Yesterday at Bar Code, that two-story temple of overstimulation in Times Square, the demo for House of the Dead 2 gave me what may be the best advice I have ever received: "Shoot the dead attacking you." The next time I get drunk, or overly caffeinated, I'm probably going to think of that phrase and be struck by its profound and obscure meaning. House of the Dead 2, which I played with Cassie, also enabled me to get in touch with my inner Loomis: while clutching the plastic revolver I got the chance to mutter, "I prayed that he would burn in Hell -- but in my heart I knew that Hell would not have him!" It was great, up until the huge headless zombie killed us with an axe.I also found a few bits of stories that I had forgotten about. That is, I had forgotten about the bits, but in some cases I had more or less forgotten about the stories, too. Like the beginning of what I intended to be an epic packed with symbolism, kind of like The Faerie Queene on crack, only not in verse form. I tried writing a verse epic once, in freshman year of college, and as a result my roommate requested a room transfer. That's how I ended up in the only single in the entire dormitory. Living in the single was nice, but it was not nice to be forced into it by virtue of my repulsive quatrains. Of course my roommate was an idiot who wore tinted contacts of a patently unbelievable green and consequently looked like some kind of cheery blond cyborg, but still. Jeez.
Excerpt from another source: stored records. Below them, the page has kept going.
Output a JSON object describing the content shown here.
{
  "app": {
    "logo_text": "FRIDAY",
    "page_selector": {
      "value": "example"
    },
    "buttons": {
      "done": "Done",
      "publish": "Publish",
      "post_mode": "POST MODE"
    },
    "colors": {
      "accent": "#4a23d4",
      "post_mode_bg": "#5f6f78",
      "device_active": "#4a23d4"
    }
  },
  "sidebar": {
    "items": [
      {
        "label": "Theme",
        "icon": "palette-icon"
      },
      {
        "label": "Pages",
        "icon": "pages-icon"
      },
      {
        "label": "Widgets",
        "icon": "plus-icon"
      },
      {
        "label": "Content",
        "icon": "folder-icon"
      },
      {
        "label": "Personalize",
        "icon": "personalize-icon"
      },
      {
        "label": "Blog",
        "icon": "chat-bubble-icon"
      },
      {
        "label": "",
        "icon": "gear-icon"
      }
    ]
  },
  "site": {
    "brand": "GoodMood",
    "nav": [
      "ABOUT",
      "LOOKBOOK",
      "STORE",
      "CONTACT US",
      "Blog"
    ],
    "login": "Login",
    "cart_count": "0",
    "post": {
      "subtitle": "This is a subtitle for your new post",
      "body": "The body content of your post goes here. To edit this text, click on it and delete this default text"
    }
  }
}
Cassie and her boyfriend Bear and I also went to the ginormous Toys 'R' Us a few blocks away. This Toys 'R' Us, probably like every other Toys 'R' Us in the English-speaking world, has a whole section devoted exclusively to Harry Potter. And I wondered, looking at it, what it must be like for J. K. Rowling to walk into a store and see Harry Potter action broomsticks and Quiddich manuals and Hermione Granger plush dolls. She is probably very pleased; but is her pleasure mingled with bafflement or even vague terror, that these products of her brain should have taken over the whole damn world? I think mine would be.
"Someday this will be me," I said to Cassie. "Someday there will be little shrinkwrapped Jeremy Mishigosh action figures."
"Not for children, though, probably," said Cassie.
I also found a piece of the story in which Jeremy gets married. I don't think I will ever finish this story; it seems like a better idea to allude to Jeremy's wife from time to time and leave the sordid details to the reader's imagination.
I like this part, though:
Jeremy had always suspected that his wife might be a vampire. While it was true that she had never drawn blood, she did like to bite his neck, sometimes rather hard. She only did this when there was no one else around, and she always got a funny look in her eyes right before she did it. He supposed that if she was a vampire she tried to control herself because she liked him. Even so, he kept in mind that at any moment she might fasten onto his neck and start draining his lifeblood.Today's creepy fact, which I feel I must get off my chest, is that Warren Zevon recently recorded a cover of Bob Dylan's "Knockin' on Heaven's Door." I've known this since yesterday and I still don't know how to feel about it. Maybe someday I'll be able to find it as funny as Warren undoubtedly does, but these days I feel almost as if I'm inventing myself anew each day, and I just don't know where to put information that requires this kind of heart-mind coordination.
On the other hand, she had only started biting him after they were married, so it was also possible that this was just something married people did in private. So in case his wife was not a vampire, and this was instead some kind of friendly marital gesture, Jeremy sometimes bit her in return. He tried to bite as hard as she did, neither more nor less, and the intense concentration this required used to make him feel a little giddy. He would start giggling, and soon she would start giggling too. This could go on for quite a while.
Total word count: 59,896 (take that, NaNoWriMo punks!)